We can have similar rail lines and options, if we choose to. The Federal Railroad Administration has in fact published plans that call for HSR service between cities of similar (or longer) distances. For example, the Midwest Regional Rail Plan calls for high-speed trains between St. Paul and Nashville, while the Southeast Regional Rail Plan calls for high-speed trains between Nashville and Orlando.

Together, the plans would create a single HSR line of about 1,500 miles. So, a family in St. Paul could board a sleeper train in the evening and be at Orlando’s Disney World by mid-morning the next day—rested and ready to go, instead of stressed out from driving and poorer from a hotel stay.

I will grant two things that make this a difficult problem for the US: the fifth amendment and our psychotic relationship with cars. The first requires that the government provides just compensation for any property it takes, and buying the land to create a grade-separated high-speed rail line would not be cheap. China just kicks people off their land.

The second is that we've spent a century subsidizing cars and building our physical environment around cars, which prevents even reasonable people from understanding the basic economics behind highways. (Or, if you're the Chicago Tribune editorial board, the basic understanding of how traffic works.)

Still, it frustrates me to no end that we're not even discussing it.

In the early autumn I'm going to get on a train in London, change in Paris, and get off the train in Marseille, which will take about 7 hours, depending on how tight I want to make the connection between Gare du Nord and Gare de Lyon. I'll get to St Pancras about half an hour before the train, very likely from a hotel a few blocks away, and when I get off the train in Marseille, I'll have another walk of a block or two to that hotel. Contrast with my flight home from Marseille, which, including half an hour by transit to the Provence airport, customs, emigration in France and immigration into the UK, will take about the same length of time.
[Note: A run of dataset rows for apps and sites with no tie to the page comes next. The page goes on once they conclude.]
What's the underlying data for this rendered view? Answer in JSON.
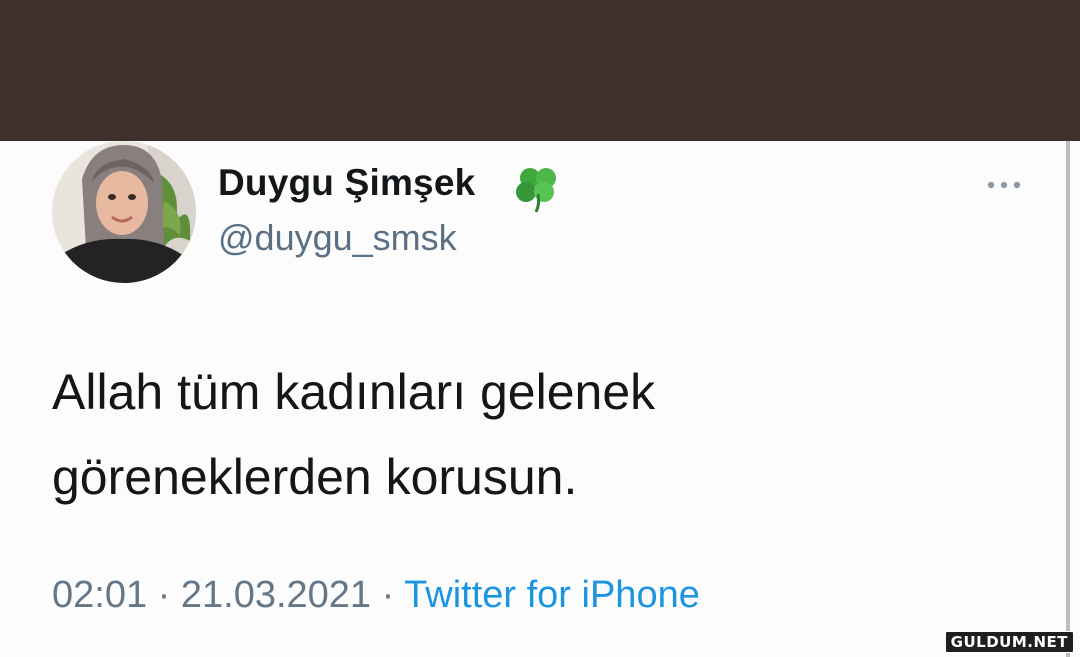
{
  "colors": {
    "top_bar": "#3d302d",
    "background": "#fcfcfc",
    "name": "#14171a",
    "handle": "#5b7083",
    "meta": "#657786",
    "link": "#1b95e0"
  },
  "tweet": {
    "author": {
      "display_name": "Duygu Şimşek",
      "name_emoji": "clover-icon",
      "handle": "@duygu_smsk",
      "avatar": "avatar"
    },
    "more_icon": "more-icon",
    "text_lines": [
      "Allah tüm kadınları gelenek",
      "göreneklerden korusun."
    ],
    "time": "02:01",
    "separator_1": " · ",
    "date": "21.03.2021",
    "separator_2": " · ",
    "source": "Twitter for iPhone"
  },
  "watermark": "GULDUM.NET"
}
And then I'll be at Heathrow, an hour from central London.

I once made it from central Richmond, Va., to a friend's apartment in Murray Hill, Manhattan, in just over 5 hours, door to door. So I know the US has the ability to build real high-speed trains. But will I ever see one in my lifetime?

All the (other) things!
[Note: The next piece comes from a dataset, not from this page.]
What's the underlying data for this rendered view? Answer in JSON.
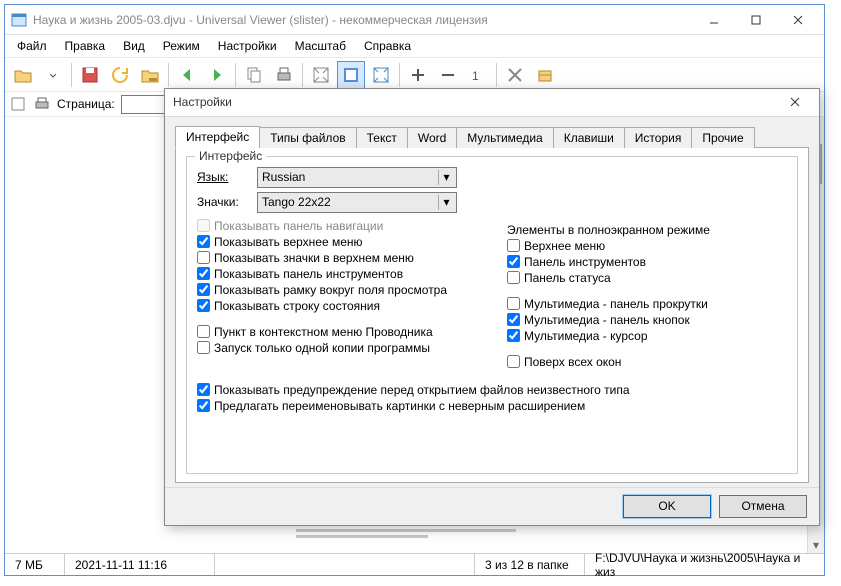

As I mentioned after lunch, a lot of other things crossed my desk today than just wasted sushi:

Finally, Taylor Swift fans have roundly rejected Ticketmaster's monopolistic gouging by flying to Europe to catch the Eras Tour, often saving so much money on tickets that it pays for their travel. I personally know one such Swiftie who took her honeymoon in Stockholm, where Swift played earlier this year. It turns out, Europe has stricter rules against the kind of parasitic behavior Ticketmaster perpetrates on Americans.